Linda Murphy is part of an alarming statistic.
"Sometimes my money don't last the whole month," she said.
The Silvis woman represents 15% of Americans who don't get enough food. That's why she turns to the pantry at Christ United Methodist Church for help.
"I would stand in line just to get some extra food," she said.
The East Moline pantry continues to see more clients like Linda. It served about a thousand more people in 2013.
"We can only give so much," said Sue Swartz, who supervises the volunteer crew.
The new farm bill slices more than $8 billion in food stamp spending over the next decade. That could cut benefits to some 850,000 Americans. But the congressional compromise is far less severe than it could have been.
Cuts will go to some 17 so-called heat-and-eat states. These are states that tie utility assistance with food stamps.
"We are just very happy to get a farm bill passed," said Caren Laughlin, marketing director for the River Bend Food Bank in Davenport.
This legislation is really the best of all alternatives for the food bank. That will allow it to keep feeding the hungry with a variety of programs.
It's a busy scene inside on Friday. That's where the food bank fills orders for dozens of pantries that serve the needy.
"The cuts to food stamps will not affect Iowa and Illinois in any way," she said.
Food banks will also receive an extra $200 million. That will enhance its distribution of federal commodities.
"All the systems are in place for us to distribute the food," she said. "This is just going to mean that there will be more food for us to distribute."
That's good news for food pantries that are stretched to the limit.
"There's a great need," Swartz said.
Clients like Linda Murphy can be more than another number.
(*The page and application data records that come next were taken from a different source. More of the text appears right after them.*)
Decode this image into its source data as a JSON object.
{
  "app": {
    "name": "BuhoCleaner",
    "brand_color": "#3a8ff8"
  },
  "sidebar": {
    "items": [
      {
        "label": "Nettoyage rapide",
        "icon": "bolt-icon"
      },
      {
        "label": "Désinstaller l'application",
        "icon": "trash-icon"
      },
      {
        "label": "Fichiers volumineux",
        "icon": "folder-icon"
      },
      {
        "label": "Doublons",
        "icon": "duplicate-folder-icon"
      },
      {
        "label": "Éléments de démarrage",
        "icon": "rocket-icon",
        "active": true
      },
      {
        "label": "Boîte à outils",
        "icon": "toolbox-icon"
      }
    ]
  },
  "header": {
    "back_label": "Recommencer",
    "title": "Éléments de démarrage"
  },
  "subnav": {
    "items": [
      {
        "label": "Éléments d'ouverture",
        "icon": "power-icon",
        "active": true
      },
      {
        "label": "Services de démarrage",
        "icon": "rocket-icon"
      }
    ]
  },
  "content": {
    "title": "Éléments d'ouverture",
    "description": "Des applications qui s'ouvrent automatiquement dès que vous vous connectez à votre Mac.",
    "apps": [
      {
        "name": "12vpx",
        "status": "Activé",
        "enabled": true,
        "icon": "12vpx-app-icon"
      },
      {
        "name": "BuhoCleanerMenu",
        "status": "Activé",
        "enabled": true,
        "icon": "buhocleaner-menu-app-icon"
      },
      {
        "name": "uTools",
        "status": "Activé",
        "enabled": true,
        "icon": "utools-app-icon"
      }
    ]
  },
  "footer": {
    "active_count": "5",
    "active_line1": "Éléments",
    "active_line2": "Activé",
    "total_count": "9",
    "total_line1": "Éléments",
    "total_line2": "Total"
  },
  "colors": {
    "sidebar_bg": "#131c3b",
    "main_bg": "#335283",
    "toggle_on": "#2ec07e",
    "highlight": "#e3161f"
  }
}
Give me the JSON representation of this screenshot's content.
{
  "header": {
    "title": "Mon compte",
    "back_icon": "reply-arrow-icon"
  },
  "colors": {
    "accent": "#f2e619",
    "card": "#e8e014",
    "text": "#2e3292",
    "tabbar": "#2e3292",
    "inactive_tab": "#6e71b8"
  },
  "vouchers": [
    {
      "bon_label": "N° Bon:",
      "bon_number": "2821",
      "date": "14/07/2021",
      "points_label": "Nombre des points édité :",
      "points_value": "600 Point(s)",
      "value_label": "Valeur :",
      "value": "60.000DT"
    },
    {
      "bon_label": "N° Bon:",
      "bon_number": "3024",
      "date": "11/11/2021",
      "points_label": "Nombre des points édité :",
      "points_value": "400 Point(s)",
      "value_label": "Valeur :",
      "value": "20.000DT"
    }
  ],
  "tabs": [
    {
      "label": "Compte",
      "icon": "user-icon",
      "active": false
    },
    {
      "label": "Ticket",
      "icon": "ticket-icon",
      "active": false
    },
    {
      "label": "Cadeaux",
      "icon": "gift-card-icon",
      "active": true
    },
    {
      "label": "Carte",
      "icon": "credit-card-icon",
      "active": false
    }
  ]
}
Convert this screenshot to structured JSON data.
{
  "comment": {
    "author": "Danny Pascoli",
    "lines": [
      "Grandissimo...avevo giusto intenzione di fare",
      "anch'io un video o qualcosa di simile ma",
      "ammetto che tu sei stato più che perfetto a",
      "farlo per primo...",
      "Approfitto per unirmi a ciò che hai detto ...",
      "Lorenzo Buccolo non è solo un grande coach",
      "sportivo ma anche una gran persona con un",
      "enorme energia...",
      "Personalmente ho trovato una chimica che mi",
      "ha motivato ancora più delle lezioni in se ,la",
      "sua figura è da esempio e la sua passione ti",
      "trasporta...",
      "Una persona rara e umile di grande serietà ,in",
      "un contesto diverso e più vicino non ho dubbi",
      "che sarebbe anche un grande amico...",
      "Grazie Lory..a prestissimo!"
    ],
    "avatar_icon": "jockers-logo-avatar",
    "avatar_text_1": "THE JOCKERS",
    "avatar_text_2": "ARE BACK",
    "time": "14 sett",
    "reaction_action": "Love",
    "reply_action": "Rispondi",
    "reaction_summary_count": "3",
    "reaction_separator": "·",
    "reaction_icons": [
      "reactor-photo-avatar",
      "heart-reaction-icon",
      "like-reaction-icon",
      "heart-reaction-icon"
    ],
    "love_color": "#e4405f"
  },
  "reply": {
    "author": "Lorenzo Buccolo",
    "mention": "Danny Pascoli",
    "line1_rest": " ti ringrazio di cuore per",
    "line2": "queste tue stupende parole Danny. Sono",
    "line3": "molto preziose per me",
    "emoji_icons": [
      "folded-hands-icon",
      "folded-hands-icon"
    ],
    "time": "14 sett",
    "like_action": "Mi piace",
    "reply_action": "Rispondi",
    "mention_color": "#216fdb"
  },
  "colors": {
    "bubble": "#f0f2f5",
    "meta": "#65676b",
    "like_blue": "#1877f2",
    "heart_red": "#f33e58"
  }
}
She can get the help she needs.
"I know there's a lot of people in the economy that is hurting for food," she concluded.
Now, there will be food from a farm bill that continues to help Americans.